When we’re talking about renewable energy, we’re usually talking about renewable forms of electricity generation – solar, wind, and so on. That’s the general impression in the media, and they are certainly the connotations that come to my own mind.
In fact, a renewable electricity supply is only one half of the energy transformation, and it may be the easier half. The other side of the problem is renewable heat. It’s less discussed, but in many ways the bigger challenge.
Here is where UK households use energy around the house, broken down by CO2 emissions:
As you can see, the biggest slice of our energy use is heating, by some distance. These results are from the 2013/2014 National Energy Survey, and the share of heating can vary across years, depending on how cold the winter is. It’s usually over half and sometimes around 60%.
For 83% of households, heat and hot water are provided by gas central heating. It’s low maintenance and cost effective, and there are good reasons why most of us switched to gas heating over the last few decades, especially since it could be extracted from the North Sea. But it is a fossil fuel, and we know that if we are going to cut emissions, we need to cut our gas use.

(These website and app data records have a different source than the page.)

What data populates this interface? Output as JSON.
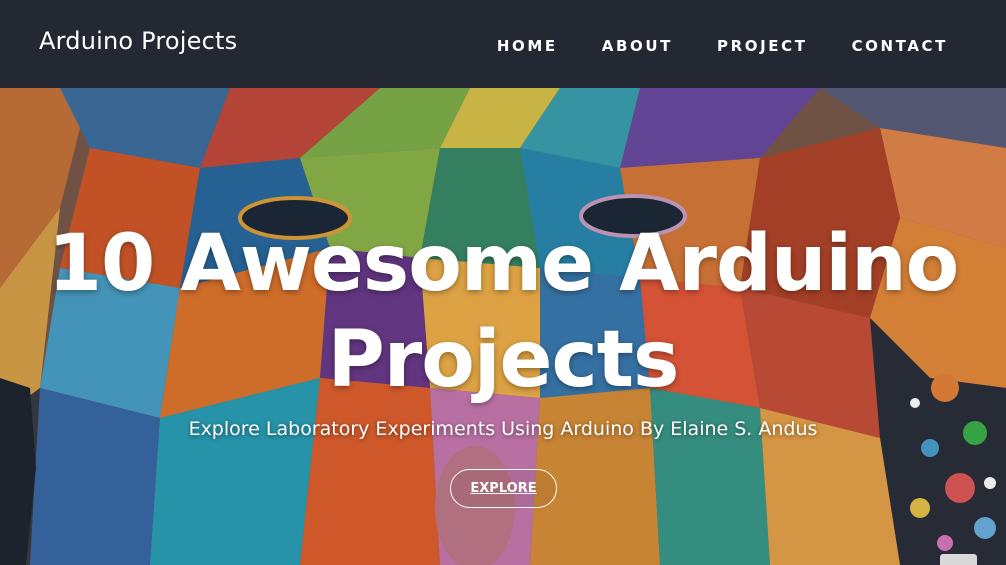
{
  "nav": {
    "brand": "Arduino Projects",
    "links": [
      {
        "label": "HOME"
      },
      {
        "label": "ABOUT"
      },
      {
        "label": "PROJECT"
      },
      {
        "label": "CONTACT"
      }
    ]
  },
  "hero": {
    "title_line1": "10 Awesome Arduino",
    "title_line2": "Projects",
    "subtitle": "Explore Laboratory Experiments Using Arduino By Elaine S. Andus",
    "button_label": "EXPLORE"
  },
  "colors": {
    "navbar_bg": "#232833",
    "text": "#ffffff"
  }
}
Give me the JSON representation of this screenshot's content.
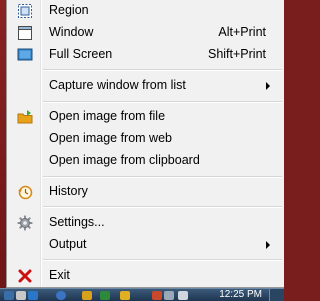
{
  "menu": {
    "items": [
      {
        "label": "Region",
        "icon": "region-icon"
      },
      {
        "label": "Window",
        "shortcut": "Alt+Print",
        "icon": "window-icon"
      },
      {
        "label": "Full Screen",
        "shortcut": "Shift+Print",
        "icon": "fullscreen-icon"
      },
      {
        "label": "Capture window from list",
        "submenu": true
      },
      {
        "label": "Open image from file",
        "icon": "folder-icon"
      },
      {
        "label": "Open image from web"
      },
      {
        "label": "Open image from clipboard"
      },
      {
        "label": "History",
        "icon": "history-icon"
      },
      {
        "label": "Settings...",
        "icon": "gear-icon"
      },
      {
        "label": "Output",
        "submenu": true
      },
      {
        "label": "Exit",
        "icon": "close-icon"
      }
    ]
  },
  "taskbar": {
    "clock": "12:25 PM"
  },
  "colors": {
    "menu_bg": "#f1f1f1",
    "desktop": "#7a1d1d",
    "exit_red": "#cc1111",
    "folder_orange": "#e8a21a",
    "screen_blue": "#2f7fc4"
  }
}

As our own gas production has peaked and gone into decline, we’re also importing more of our gas. With demand increasing in other parts of the world, it’s also getting more expensive. So we have three reasons to reduce our dependence on gas – lower emissions, energy security, and more predictable prices.
Heat from electricity is wasteful and expensive, so using renewable energy to run electric heaters isn’t a solution. We need to dramatically reduce our heating needs through better design and insulation, and we need to move towards renewable heat.
I will look at some of the different sources of renewable heat next time.